It is my policy to not discuss any of my cases on this blog. I also try not to discuss any cases in which the petitioner is being represented by someone in my office.
But I want to briefly violate that policy and mention the Ninth Circuit’s decision from last week in Blake v. Baker.* In the first case ever to address this issue, the Ninth Circuit concluded that ineffective assistance of post-conviction counsel, i.e. a Martinez argument, can establish good cause to justify a Rhines stay and abeyance to allow a petitioner to present an unexhausted claim to state court.
* To note, I did not work on this case at all. The petitioner is represented by members of the Capital Habeas Unit in my office. I am in the Non-Capital Unit.
Rather than talk about the specifics of Blake, I’ll just briefly mention what this means generally.* A petitioner files a petition with both exhausted and unexhausted claims. This is what’s known as a mixed petition. A federal court is required to dismiss a mixed petition without prejudice. Unfortunately, if the petition gets dismissed, even without prejudice, then the case is over. It is much more likely than not that any attempt by petitioner to resuscitate the petition in federal court after exhausting the unexhausted claims in state court will be outside the one-year statute of limitations. This leaves the petitioner with few choices. He can either dismiss the unexhausted claims and solely proceed on the exhausted ones. Or he can move for a stay and abeyance, known as a Rhines stay (because it was created in a case called Rhines v. Weber). To obtain a stay, a petitioner must show, among other things, good cause for failing to exhaust the claim previously.
* Actually, I have talked about all of this before. And in more detail. But it can't hurt to cover it again.
Blake now establishes that a Martinez argument can establish good cause to justify a stay. Great decision for habeas petitioners.
But there is a likely reason why the decision in Blake is the first of its kind. A stay typically isn’t necessary for a Martinez argument. Rather, the typical situation is more like that in Dickens v. Ryan. A petitioner raises an unexhausted ineffective assistance of trial counsel claim. There is absolutely no doubt that the state court would find the claim procedurally defaulted because it was not raised previously. Thus, a return to state court is futile. In such a situation, the unexhausted claim is “technically” exhausted. A technically exhausted claim does not get addressed on the merits in federal court. Rather, the claim is considered procedurally defaulted. In other words, the federal courts just acknowledge an “anticipatory” default on that claim. Because the claim is procedurally defaulted, the petitioner is required to show cause and prejudice to overcome the default. At that point, the petitioner raises the Martinez argument. In most situations, the federal court will just jump to this step, rather than force the petitioner to go back to state court to obtain the inevitable procedural default first. That’s what happened in Dickens.

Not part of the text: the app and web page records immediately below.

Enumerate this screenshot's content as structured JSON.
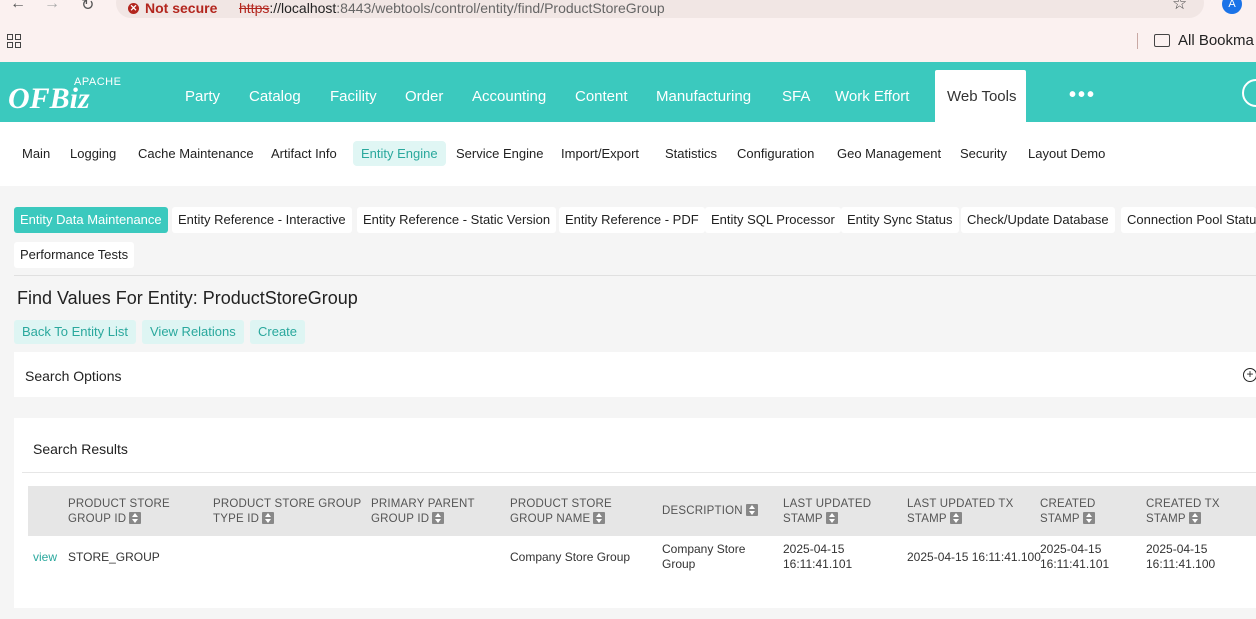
{
  "browser": {
    "security_label": "Not secure",
    "url_scheme": "https",
    "url_host": "://localhost",
    "url_rest": ":8443/webtools/control/entity/find/ProductStoreGroup",
    "profile_initial": "A",
    "bookmarks_label": "All Bookma"
  },
  "logo": {
    "apache": "APACHE",
    "name": "OFBiz"
  },
  "main_menu": [
    "Party",
    "Catalog",
    "Facility",
    "Order",
    "Accounting",
    "Content",
    "Manufacturing",
    "SFA",
    "Work Effort",
    "Web Tools"
  ],
  "more_label": "•••",
  "sub_menu": [
    "Main",
    "Logging",
    "Cache Maintenance",
    "Artifact Info",
    "Entity Engine",
    "Service Engine",
    "Import/Export",
    "Statistics",
    "Configuration",
    "Geo Management",
    "Security",
    "Layout Demo"
  ],
  "tabs": [
    "Entity Data Maintenance",
    "Entity Reference - Interactive",
    "Entity Reference - Static Version",
    "Entity Reference - PDF",
    "Entity SQL Processor",
    "Entity Sync Status",
    "Check/Update Database",
    "Connection Pool Status",
    "Performance Tests"
  ],
  "page_title": "Find Values For Entity: ProductStoreGroup",
  "actions": [
    "Back To Entity List",
    "View Relations",
    "Create"
  ],
  "search_options_label": "Search Options",
  "search_results_label": "Search Results",
  "table": {
    "headers": [
      [
        "PRODUCT STORE",
        "GROUP ID"
      ],
      [
        "PRODUCT STORE GROUP",
        "TYPE ID"
      ],
      [
        "PRIMARY PARENT",
        "GROUP ID"
      ],
      [
        "PRODUCT STORE",
        "GROUP NAME"
      ],
      [
        "DESCRIPTION",
        ""
      ],
      [
        "LAST UPDATED",
        "STAMP"
      ],
      [
        "LAST UPDATED TX",
        "STAMP"
      ],
      [
        "CREATED",
        "STAMP"
      ],
      [
        "CREATED TX",
        "STAMP"
      ]
    ],
    "row": {
      "view": "view",
      "cells": [
        [
          "STORE_GROUP",
          ""
        ],
        [
          "",
          ""
        ],
        [
          "",
          ""
        ],
        [
          "Company Store Group",
          ""
        ],
        [
          "Company Store",
          "Group"
        ],
        [
          "2025-04-15",
          "16:11:41.101"
        ],
        [
          "2025-04-15 16:11:41.100",
          ""
        ],
        [
          "2025-04-15",
          "16:11:41.101"
        ],
        [
          "2025-04-15",
          "16:11:41.100"
        ]
      ]
    }
  }
}
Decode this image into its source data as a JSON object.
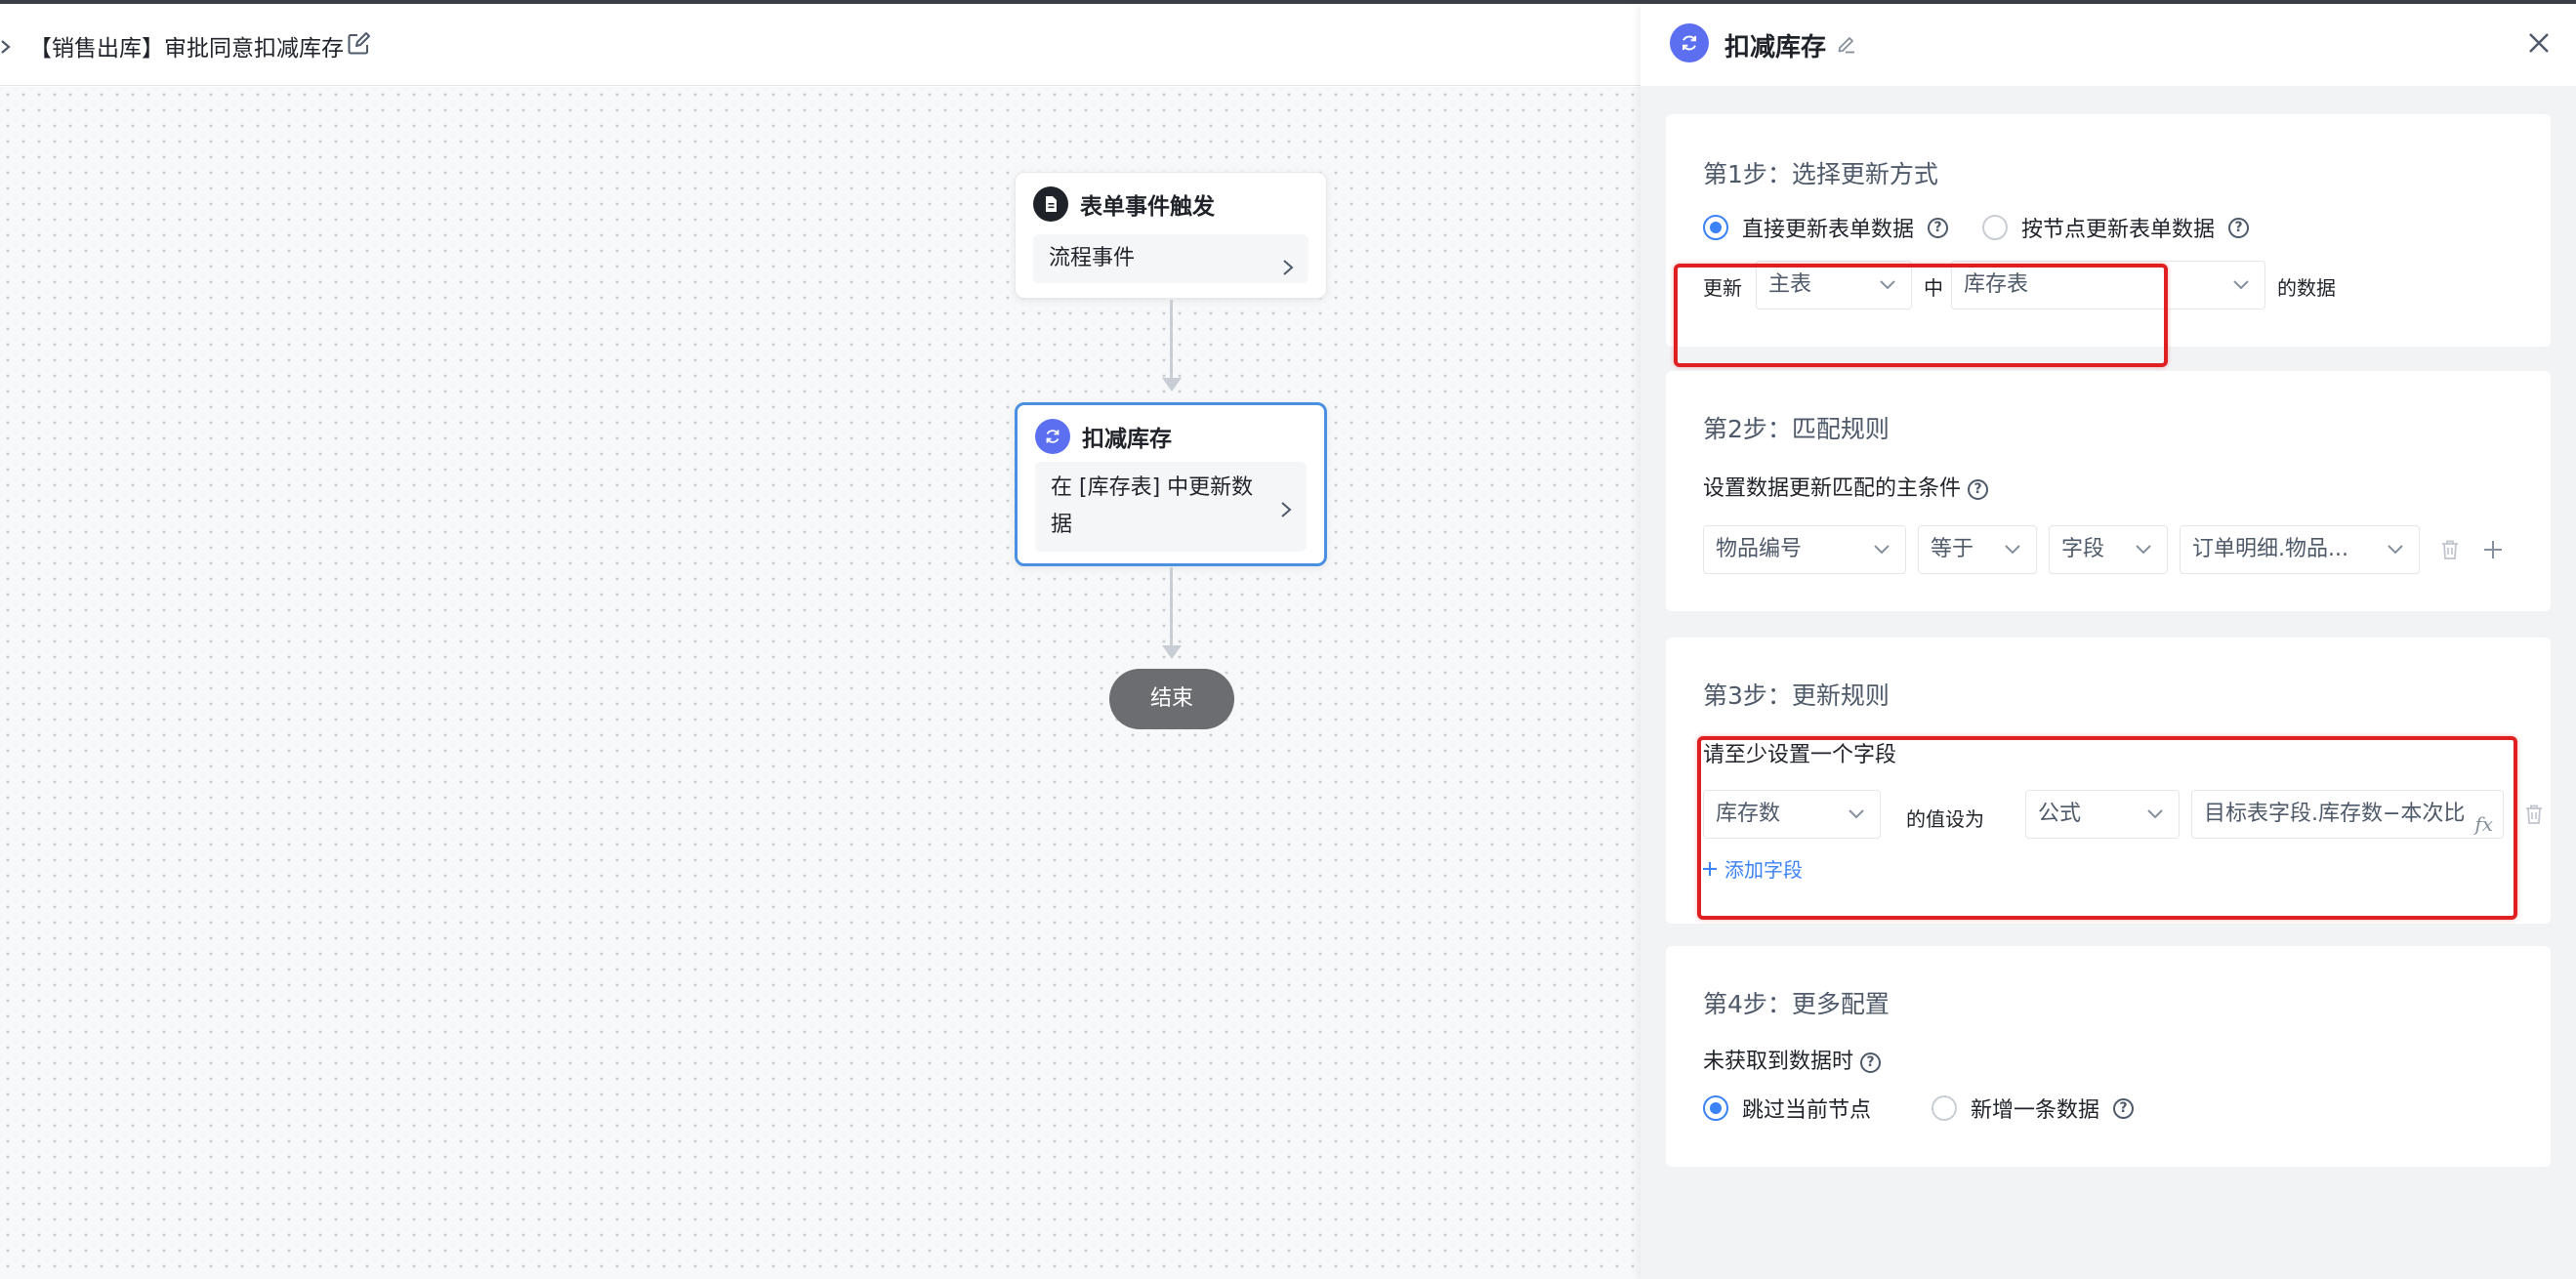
{
  "header": {
    "flow_title": "【销售出库】审批同意扣减库存"
  },
  "canvas": {
    "trigger_node": {
      "title": "表单事件触发",
      "body": "流程事件"
    },
    "update_node": {
      "title": "扣减库存",
      "body": "在 [库存表] 中更新数据"
    },
    "end_node": {
      "label": "结束"
    }
  },
  "panel": {
    "title": "扣减库存",
    "step1": {
      "title": "第1步：选择更新方式",
      "option_direct": "直接更新表单数据",
      "option_by_node": "按节点更新表单数据",
      "update_label": "更新",
      "table_type": "主表",
      "in_label": "中",
      "target_table": "库存表",
      "data_suffix": "的数据"
    },
    "step2": {
      "title": "第2步：匹配规则",
      "condition_label": "设置数据更新匹配的主条件",
      "field": "物品编号",
      "operator": "等于",
      "value_type": "字段",
      "value": "订单明细.物品..."
    },
    "step3": {
      "title": "第3步：更新规则",
      "hint": "请至少设置一个字段",
      "field": "库存数",
      "set_value_label": "的值设为",
      "value_mode": "公式",
      "formula": "目标表字段.库存数−本次比",
      "add_field": "添加字段"
    },
    "step4": {
      "title": "第4步：更多配置",
      "no_data_label": "未获取到数据时",
      "option_skip": "跳过当前节点",
      "option_add": "新增一条数据"
    }
  },
  "colors": {
    "accent": "#3b82f6",
    "node_icon": "#5b6ff0",
    "highlight": "#e02020",
    "end_node": "#6b6d70"
  }
}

But that’s not what happens here in Nevada. The district court here makes the petitioner go back to state court to get the procedural default. The court’s justification for this is that Nevada “allows” second or successive habeas petitions if the petitioner can show “good cause” and prejudice. So essentially, the district courts here believe that because Nevada has a similar cause/prejudice structure, the petitioner should be required to first present that cause and prejudice to the state court before it gets presented to the federal court. If there is cause and prejudice, the state court will get the chance to address the merits of the claim in the first instance.
Personally, I disagree with this. I don’t think it’s consistent with Supreme Court authority on the issue (such as Harris v. Reed, or at least O’Connor’s concurring opinion in Harris). But it’s an interesting debate that I am going to have to face repeatedly in my cases.
Nevertheless, Nevada is most likely not the only State with unusual post-conviction rules. For those States where the federal courts do believe that a return to state court is necessary, then Blake will provide tremendous assistance to those petitioners.